“It’s pretty balanced across the board for me throughout the year,” said Letang, who has three goals, 12 points and 37 shots on goal over his past 12 games. “I had a great start, also. There’s nothing special. Just try and play my game and work that way.”
No matter how you slice it, traditional or advanced, Letang’s willingness to shoot the puck has been blindingly obvious. He’s more confident, and his offensive talent has been hard to miss.
Take Thursday, for example. On Letang’s first goal, he executed a terrific passing play with Derick Brassard. Credit Brassard with finding Letang, but, when Letang has had an open lane, there’s been zero hesitation when it comes to drilling one.
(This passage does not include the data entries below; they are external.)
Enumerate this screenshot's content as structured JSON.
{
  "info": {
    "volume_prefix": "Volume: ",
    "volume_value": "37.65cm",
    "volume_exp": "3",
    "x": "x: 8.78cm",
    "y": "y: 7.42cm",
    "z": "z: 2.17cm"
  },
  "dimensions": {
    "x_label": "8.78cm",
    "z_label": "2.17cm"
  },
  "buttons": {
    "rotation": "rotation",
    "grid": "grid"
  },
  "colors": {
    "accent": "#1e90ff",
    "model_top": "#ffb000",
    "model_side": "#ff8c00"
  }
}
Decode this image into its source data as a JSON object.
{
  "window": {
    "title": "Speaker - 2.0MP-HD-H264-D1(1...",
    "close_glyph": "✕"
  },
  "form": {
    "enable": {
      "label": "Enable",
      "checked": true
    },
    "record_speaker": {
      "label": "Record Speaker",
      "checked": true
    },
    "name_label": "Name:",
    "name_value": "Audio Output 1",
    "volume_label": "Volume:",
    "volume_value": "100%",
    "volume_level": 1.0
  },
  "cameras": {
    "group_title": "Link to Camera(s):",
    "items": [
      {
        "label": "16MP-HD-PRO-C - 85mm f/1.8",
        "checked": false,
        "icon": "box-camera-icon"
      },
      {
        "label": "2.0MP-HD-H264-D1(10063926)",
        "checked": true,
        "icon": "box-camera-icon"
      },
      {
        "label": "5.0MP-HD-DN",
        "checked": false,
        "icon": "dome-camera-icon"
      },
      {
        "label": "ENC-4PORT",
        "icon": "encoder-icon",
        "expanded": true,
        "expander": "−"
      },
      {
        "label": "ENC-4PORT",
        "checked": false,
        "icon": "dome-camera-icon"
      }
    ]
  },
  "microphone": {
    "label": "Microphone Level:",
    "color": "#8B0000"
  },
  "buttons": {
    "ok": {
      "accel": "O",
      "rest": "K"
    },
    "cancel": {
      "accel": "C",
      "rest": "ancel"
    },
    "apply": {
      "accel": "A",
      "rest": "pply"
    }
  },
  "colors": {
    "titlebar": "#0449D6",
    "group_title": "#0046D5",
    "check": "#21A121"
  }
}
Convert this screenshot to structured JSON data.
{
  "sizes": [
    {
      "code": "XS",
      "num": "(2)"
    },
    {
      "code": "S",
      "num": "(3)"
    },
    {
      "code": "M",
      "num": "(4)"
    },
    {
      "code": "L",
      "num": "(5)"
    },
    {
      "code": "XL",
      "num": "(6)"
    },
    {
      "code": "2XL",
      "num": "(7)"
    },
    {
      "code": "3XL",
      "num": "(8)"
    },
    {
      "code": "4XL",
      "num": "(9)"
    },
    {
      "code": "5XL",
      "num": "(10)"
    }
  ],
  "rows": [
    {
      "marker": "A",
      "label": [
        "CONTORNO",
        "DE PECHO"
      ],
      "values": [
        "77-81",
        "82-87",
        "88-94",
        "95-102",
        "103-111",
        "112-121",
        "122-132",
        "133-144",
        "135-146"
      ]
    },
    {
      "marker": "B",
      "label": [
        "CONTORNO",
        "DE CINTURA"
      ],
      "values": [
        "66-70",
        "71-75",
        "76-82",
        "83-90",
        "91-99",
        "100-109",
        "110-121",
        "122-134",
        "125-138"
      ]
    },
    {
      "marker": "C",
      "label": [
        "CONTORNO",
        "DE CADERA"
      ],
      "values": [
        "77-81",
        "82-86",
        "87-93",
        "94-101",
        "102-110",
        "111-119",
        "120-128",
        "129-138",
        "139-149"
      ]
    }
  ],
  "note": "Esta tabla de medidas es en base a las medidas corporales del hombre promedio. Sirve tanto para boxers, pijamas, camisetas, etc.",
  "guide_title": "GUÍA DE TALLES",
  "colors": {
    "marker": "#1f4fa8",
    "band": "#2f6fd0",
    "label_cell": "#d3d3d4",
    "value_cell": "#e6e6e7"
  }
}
The same for his shot from 55 feet that seemed to have a little bit of English on it. Goalie Thomas Greiss certainly couldn’t find it.
Letang isn’t hesitating, isn’t thinking about finding his teammates, isn’t thinking about getting creamed, Instead, he’s figuring out places to put the puck and ways to beat goalies.
“First couple of times, I had lanes to shoot,” Letang said of his performance Thursday. “I can’t force it too much. Sometimes it’s going to be there, sometimes it’s not. I just have to take what they give me.”
That Letang is getting anything right now is fairly surprising.
Earlier this week, Bovada released its latest Norris Trophy odds, and only San Jose’s Brent Burns, John Carlson in Washington and Los Angeles’ Drew Doughty were above Letang.
While Letang’s current pace is probably unsustainable — those 22 goals and 75 points would have led all defensemen last year — Letang’s shoot-first mindset is not.
And on a team that’s hugely capable of scoring goals in bunches, where this goes for Letang should be plenty interesting.
“Tanger really assesses his own game,” Penguins coach Mike Sullivan said. “He’s a student of the game himself. We’re certainly trying to offer our players any insights that we see.
“We’ve tried to encourage our whole team to shoot the puck more. As a group, we tend to look for the next play a lot. Part of that is the types of players that we have. We have a lot of skilled guys, but sometimes the best play is to just put the puck on the net.
“I think Tanger is doing a better job of that, and some of them have gone in.”
Alexander Wennberg, left, of the Columbus Blue Jackets shoots as Kris Letang, center, eyes the rebound on Nov. 24 at PPG Paints Arena. Letang is on pace for a career-high 271 shots on goal this season, complementing his typical staunch defending.